Overall, the AP misfire seemed to be fueled by a newsroom desire to document Clinton malfeasance where none exists, or to ring the optics warning bell. “That is basically what most every drummed up ‘scandal’ against Hillary Clinton comes down to: from the perspective of the people judging her – it looks bad,” wrote Nancy LeTourneau at Washington Monthly in the wake of the APs’ failed donor story. “The AP blew their story,” she added.
LeTourneau wasn’t alone in coming to that conclusion.
The nut fact that the AP uses to lead its coverage is wrong, and [Stephen] Braun and [Eileen] Sullivan’s reporting reveals absolutely no unethical conduct … There’s just nothing here. That’s the story. Braun and Sullivan looked into it, and as best they can tell, [Clinton’s] clean.
Its entire premise was built on the kind of tendentious data-shaping that is the bread and butter of opposition researchers, not news outlets.
And Inside Philanthropy [emphasis added]:
Look, I get that the media doesn’t yet grasp how enmeshed our “charitable” sector has become in politics and public policy, since it's complicated and opaque stuff. But reporters like Stephen Braun and Eileen Sullivan should do their homework before writing about places where these two paths meet, like the Clinton Foundation, in order to provide more context. Otherwise, they’re just being irresponsible.

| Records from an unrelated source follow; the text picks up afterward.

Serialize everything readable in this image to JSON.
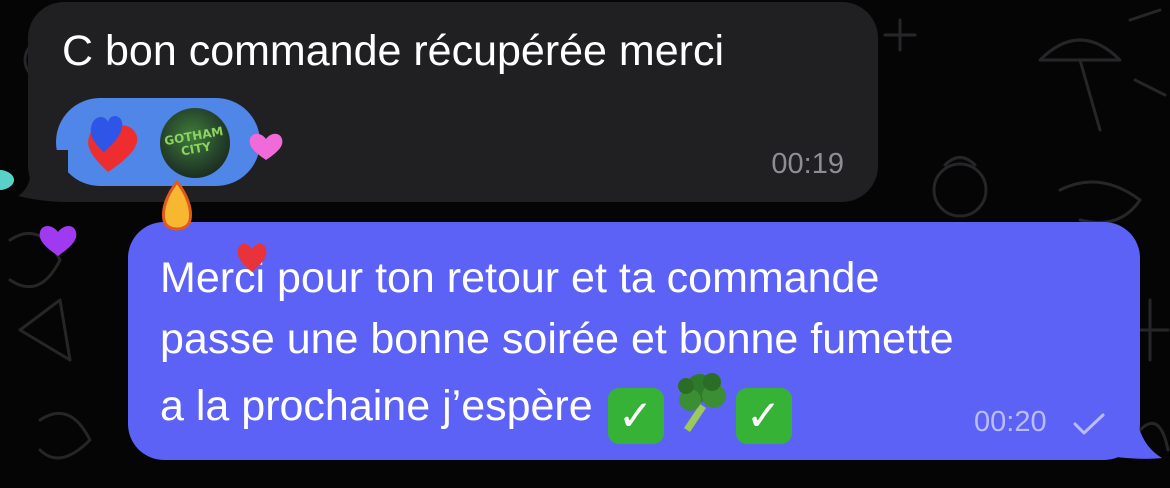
{
  "incoming_message": {
    "text": "C bon commande récupérée merci",
    "time": "00:19",
    "reactions": [
      {
        "icon": "blue-red-hearts-icon"
      },
      {
        "icon": "gotham-city-avatar",
        "avatar_text": "GOTHAM CITY"
      }
    ]
  },
  "outgoing_message": {
    "lines": [
      "Merci pour ton retour et ta commande",
      "passe une bonne soirée et bonne fumette",
      "a la prochaine j’espère"
    ],
    "emojis": [
      "white-check-mark-icon",
      "broccoli-icon",
      "white-check-mark-icon"
    ],
    "time": "00:20",
    "status": "sent-checkmark-icon"
  },
  "colors": {
    "background": "#050506",
    "incoming_bubble": "#202023",
    "outgoing_bubble": "#5c62f6",
    "reaction_pill": "#4f86e7",
    "timestamp_incoming": "#8d8d93",
    "timestamp_outgoing": "#b9bdfb"
  }
}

That last critique hit upon the glaring fact that the AP provided virtually no context for its Clinton hit piece. Rather than showing how Clinton’s contact with donors was “extraordinary,” the AP simply stated that as fact. That, along with plenty of innuendo, was supposed to convince readers that there was something very wrong with Clinton meeting with or speaking to 85 foundation donors over her days as secretary of state.
Here’s the key: The AP’s face-plant this week wasn’t a one-off instance of a newsroom temporarily losing its way and editors inexplicably okaying for publication an investigation that stridently tried to skew the facts. This is what happens all the time with Clinton coverage. The press is absolutely locked into a GOP-friendly mindset.
As Matthew Yglesias suggested at Vox, AP reporters and editors, using the exact same information they uncovered about Clinton’s visitors, could have written a factually accurate article about how, despite what her critics loudly claim, there’s no proof Clinton sold access, let alone favors, to foundation donors. Instead, the AP, adhering closely to accepted Beltway storylines, used the same information to depict Clinton as being ethically challenged, even though the AP’s own donor reporting didn’t support that conclusion.
Note that the AP’s blunder has been part of a renewed media frenzy about the foundation and its supposedly crooked ways. The press has defended its hyper-attention under the guise of conflict-of-interest concerns about the Clinton charity and Hillary Clinton’s possible presidency. But if the press suddenly can’t sleep at night knowing conflicts of interest might be lurking, why has almost nobody in the media asked if the Trump Foundation is going to be “shut down” if Donald Trump is elected president? Why has the Beltway press been virtually silent about the obvious conflicts looming if Trump hands over his sprawling business enterprise to his sons while he serves as president?
Why is there always a separate, higher standard the Clintons have to meet? And why do news outlets like the Associated Press, and The New York Times, and ABC and CBS, routinely engage in dishonest endeavors in the name of chasing so-called Clinton scandals?
As Dylan Byers announced last year at Politico, the D.C. press seems “primed to take down Hillary Clinton.” The AP did nothing this week to disrupt that claim.